* [Exercise directions]: Give back the entries in full, exactly as they are written.

[App and web page records]
-------

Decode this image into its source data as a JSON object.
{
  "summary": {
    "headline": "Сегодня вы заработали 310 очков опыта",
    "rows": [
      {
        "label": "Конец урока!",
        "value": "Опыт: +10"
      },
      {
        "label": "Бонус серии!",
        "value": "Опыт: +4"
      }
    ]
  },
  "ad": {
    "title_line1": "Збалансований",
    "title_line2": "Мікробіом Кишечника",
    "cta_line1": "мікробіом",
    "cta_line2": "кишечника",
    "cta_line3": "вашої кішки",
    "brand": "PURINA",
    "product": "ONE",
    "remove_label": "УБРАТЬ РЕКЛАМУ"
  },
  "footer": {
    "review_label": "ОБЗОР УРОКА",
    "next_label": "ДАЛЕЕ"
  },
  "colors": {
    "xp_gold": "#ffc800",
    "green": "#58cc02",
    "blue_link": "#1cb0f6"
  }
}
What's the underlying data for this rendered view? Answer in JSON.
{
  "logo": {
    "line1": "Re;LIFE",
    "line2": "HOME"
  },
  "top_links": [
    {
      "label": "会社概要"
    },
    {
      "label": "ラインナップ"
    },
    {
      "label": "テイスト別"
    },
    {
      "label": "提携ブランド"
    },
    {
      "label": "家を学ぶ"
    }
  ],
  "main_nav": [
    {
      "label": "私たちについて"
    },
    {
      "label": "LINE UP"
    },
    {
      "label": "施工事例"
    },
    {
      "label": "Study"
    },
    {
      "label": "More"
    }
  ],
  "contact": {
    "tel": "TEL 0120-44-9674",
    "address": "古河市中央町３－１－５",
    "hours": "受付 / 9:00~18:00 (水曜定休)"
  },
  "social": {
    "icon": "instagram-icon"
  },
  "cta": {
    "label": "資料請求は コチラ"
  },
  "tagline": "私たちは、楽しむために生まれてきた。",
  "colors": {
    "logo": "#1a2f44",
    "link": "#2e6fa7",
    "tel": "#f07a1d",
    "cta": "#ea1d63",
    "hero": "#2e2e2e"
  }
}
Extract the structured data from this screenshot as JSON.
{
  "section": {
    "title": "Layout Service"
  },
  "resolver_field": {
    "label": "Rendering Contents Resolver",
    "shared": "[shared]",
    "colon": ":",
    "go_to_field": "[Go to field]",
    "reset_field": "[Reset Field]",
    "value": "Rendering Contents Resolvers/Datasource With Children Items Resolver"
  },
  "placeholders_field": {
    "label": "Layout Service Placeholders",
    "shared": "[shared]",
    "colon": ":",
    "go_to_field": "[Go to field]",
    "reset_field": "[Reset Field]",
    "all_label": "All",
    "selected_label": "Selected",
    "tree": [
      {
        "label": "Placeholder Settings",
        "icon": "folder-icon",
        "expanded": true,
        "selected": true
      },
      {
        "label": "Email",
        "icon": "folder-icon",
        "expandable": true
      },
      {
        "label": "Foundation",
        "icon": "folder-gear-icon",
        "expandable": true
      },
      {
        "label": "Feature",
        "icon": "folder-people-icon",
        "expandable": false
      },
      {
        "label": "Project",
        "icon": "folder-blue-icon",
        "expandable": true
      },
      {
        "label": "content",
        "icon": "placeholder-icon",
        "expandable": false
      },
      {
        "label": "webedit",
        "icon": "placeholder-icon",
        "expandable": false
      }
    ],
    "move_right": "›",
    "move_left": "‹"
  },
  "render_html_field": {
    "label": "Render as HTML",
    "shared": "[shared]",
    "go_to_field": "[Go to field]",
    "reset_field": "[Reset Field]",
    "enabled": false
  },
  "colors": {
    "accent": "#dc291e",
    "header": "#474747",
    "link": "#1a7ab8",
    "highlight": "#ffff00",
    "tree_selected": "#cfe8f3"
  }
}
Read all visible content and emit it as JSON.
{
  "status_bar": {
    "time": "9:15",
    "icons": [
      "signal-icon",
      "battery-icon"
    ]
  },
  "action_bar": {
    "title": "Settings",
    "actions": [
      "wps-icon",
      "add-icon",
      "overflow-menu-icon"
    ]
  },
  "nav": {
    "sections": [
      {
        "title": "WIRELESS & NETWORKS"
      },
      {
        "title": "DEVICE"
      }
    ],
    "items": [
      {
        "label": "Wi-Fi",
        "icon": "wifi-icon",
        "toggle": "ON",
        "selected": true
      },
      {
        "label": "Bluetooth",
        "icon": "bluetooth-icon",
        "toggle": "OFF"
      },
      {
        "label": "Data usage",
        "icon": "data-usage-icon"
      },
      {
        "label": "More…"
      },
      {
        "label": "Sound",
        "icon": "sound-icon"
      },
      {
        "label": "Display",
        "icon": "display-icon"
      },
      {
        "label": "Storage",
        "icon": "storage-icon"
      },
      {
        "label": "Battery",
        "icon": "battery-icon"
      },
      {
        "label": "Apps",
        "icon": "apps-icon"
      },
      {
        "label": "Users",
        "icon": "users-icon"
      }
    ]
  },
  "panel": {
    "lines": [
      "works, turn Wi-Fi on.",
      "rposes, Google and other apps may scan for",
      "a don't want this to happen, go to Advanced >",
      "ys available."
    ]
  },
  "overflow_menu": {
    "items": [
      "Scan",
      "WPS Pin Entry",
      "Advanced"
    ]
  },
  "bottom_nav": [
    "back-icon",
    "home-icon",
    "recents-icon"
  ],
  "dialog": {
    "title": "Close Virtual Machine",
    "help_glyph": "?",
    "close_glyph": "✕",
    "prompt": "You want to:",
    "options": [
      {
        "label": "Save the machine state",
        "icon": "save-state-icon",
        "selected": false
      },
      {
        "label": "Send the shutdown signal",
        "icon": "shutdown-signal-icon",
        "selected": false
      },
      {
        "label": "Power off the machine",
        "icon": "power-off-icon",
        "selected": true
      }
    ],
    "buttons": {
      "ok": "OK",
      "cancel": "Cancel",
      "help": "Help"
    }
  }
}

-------

* [Result of this task]:
Decode this image into its source data as a JSON object.
{
  "summary": {
    "headline": "Сегодня вы заработали 310 очков опыта",
    "rows": [
      {
        "label": "Конец урока!",
        "value": "Опыт: +10"
      },
      {
        "label": "Бонус серии!",
        "value": "Опыт: +4"
      }
    ]
  },
  "ad": {
    "title_line1": "Збалансований",
    "title_line2": "Мікробіом Кишечника",
    "cta_line1": "мікробіом",
    "cta_line2": "кишечника",
    "cta_line3": "вашої кішки",
    "brand": "PURINA",
    "product": "ONE",
    "remove_label": "УБРАТЬ РЕКЛАМУ"
  },
  "footer": {
    "review_label": "ОБЗОР УРОКА",
    "next_label": "ДАЛЕЕ"
  },
  "colors": {
    "xp_gold": "#ffc800",
    "green": "#58cc02",
    "blue_link": "#1cb0f6"
  }
}
What's the underlying data for this rendered view? Answer in JSON.
{
  "logo": {
    "line1": "Re;LIFE",
    "line2": "HOME"
  },
  "top_links": [
    {
      "label": "会社概要"
    },
    {
      "label": "ラインナップ"
    },
    {
      "label": "テイスト別"
    },
    {
      "label": "提携ブランド"
    },
    {
      "label": "家を学ぶ"
    }
  ],
  "main_nav": [
    {
      "label": "私たちについて"
    },
    {
      "label": "LINE UP"
    },
    {
      "label": "施工事例"
    },
    {
      "label": "Study"
    },
    {
      "label": "More"
    }
  ],
  "contact": {
    "tel": "TEL 0120-44-9674",
    "address": "古河市中央町３－１－５",
    "hours": "受付 / 9:00~18:00 (水曜定休)"
  },
  "social": {
    "icon": "instagram-icon"
  },
  "cta": {
    "label": "資料請求は コチラ"
  },
  "tagline": "私たちは、楽しむために生まれてきた。",
  "colors": {
    "logo": "#1a2f44",
    "link": "#2e6fa7",
    "tel": "#f07a1d",
    "cta": "#ea1d63",
    "hero": "#2e2e2e"
  }
}
Extract the structured data from this screenshot as JSON.
{
  "section": {
    "title": "Layout Service"
  },
  "resolver_field": {
    "label": "Rendering Contents Resolver",
    "shared": "[shared]",
    "colon": ":",
    "go_to_field": "[Go to field]",
    "reset_field": "[Reset Field]",
    "value": "Rendering Contents Resolvers/Datasource With Children Items Resolver"
  },
  "placeholders_field": {
    "label": "Layout Service Placeholders",
    "shared": "[shared]",
    "colon": ":",
    "go_to_field": "[Go to field]",
    "reset_field": "[Reset Field]",
    "all_label": "All",
    "selected_label": "Selected",
    "tree": [
      {
        "label": "Placeholder Settings",
        "icon": "folder-icon",
        "expanded": true,
        "selected": true
      },
      {
        "label": "Email",
        "icon": "folder-icon",
        "expandable": true
      },
      {
        "label": "Foundation",
        "icon": "folder-gear-icon",
        "expandable": true
      },
      {
        "label": "Feature",
        "icon": "folder-people-icon",
        "expandable": false
      },
      {
        "label": "Project",
        "icon": "folder-blue-icon",
        "expandable": true
      },
      {
        "label": "content",
        "icon": "placeholder-icon",
        "expandable": false
      },
      {
        "label": "webedit",
        "icon": "placeholder-icon",
        "expandable": false
      }
    ],
    "move_right": "›",
    "move_left": "‹"
  },
  "render_html_field": {
    "label": "Render as HTML",
    "shared": "[shared]",
    "go_to_field": "[Go to field]",
    "reset_field": "[Reset Field]",
    "enabled": false
  },
  "colors": {
    "accent": "#dc291e",
    "header": "#474747",
    "link": "#1a7ab8",
    "highlight": "#ffff00",
    "tree_selected": "#cfe8f3"
  }
}
Read all visible content and emit it as JSON.
{
  "status_bar": {
    "time": "9:15",
    "icons": [
      "signal-icon",
      "battery-icon"
    ]
  },
  "action_bar": {
    "title": "Settings",
    "actions": [
      "wps-icon",
      "add-icon",
      "overflow-menu-icon"
    ]
  },
  "nav": {
    "sections": [
      {
        "title": "WIRELESS & NETWORKS"
      },
      {
        "title": "DEVICE"
      }
    ],
    "items": [
      {
        "label": "Wi-Fi",
        "icon": "wifi-icon",
        "toggle": "ON",
        "selected": true
      },
      {
        "label": "Bluetooth",
        "icon": "bluetooth-icon",
        "toggle": "OFF"
      },
      {
        "label": "Data usage",
        "icon": "data-usage-icon"
      },
      {
        "label": "More…"
      },
      {
        "label": "Sound",
        "icon": "sound-icon"
      },
      {
        "label": "Display",
        "icon": "display-icon"
      },
      {
        "label": "Storage",
        "icon": "storage-icon"
      },
      {
        "label": "Battery",
        "icon": "battery-icon"
      },
      {
        "label": "Apps",
        "icon": "apps-icon"
      },
      {
        "label": "Users",
        "icon": "users-icon"
      }
    ]
  },
  "panel": {
    "lines": [
      "works, turn Wi-Fi on.",
      "rposes, Google and other apps may scan for",
      "a don't want this to happen, go to Advanced >",
      "ys available."
    ]
  },
  "overflow_menu": {
    "items": [
      "Scan",
      "WPS Pin Entry",
      "Advanced"
    ]
  },
  "bottom_nav": [
    "back-icon",
    "home-icon",
    "recents-icon"
  ],
  "dialog": {
    "title": "Close Virtual Machine",
    "help_glyph": "?",
    "close_glyph": "✕",
    "prompt": "You want to:",
    "options": [
      {
        "label": "Save the machine state",
        "icon": "save-state-icon",
        "selected": false
      },
      {
        "label": "Send the shutdown signal",
        "icon": "shutdown-signal-icon",
        "selected": false
      },
      {
        "label": "Power off the machine",
        "icon": "power-off-icon",
        "selected": true
      }
    ],
    "buttons": {
      "ok": "OK",
      "cancel": "Cancel",
      "help": "Help"
    }
  }
}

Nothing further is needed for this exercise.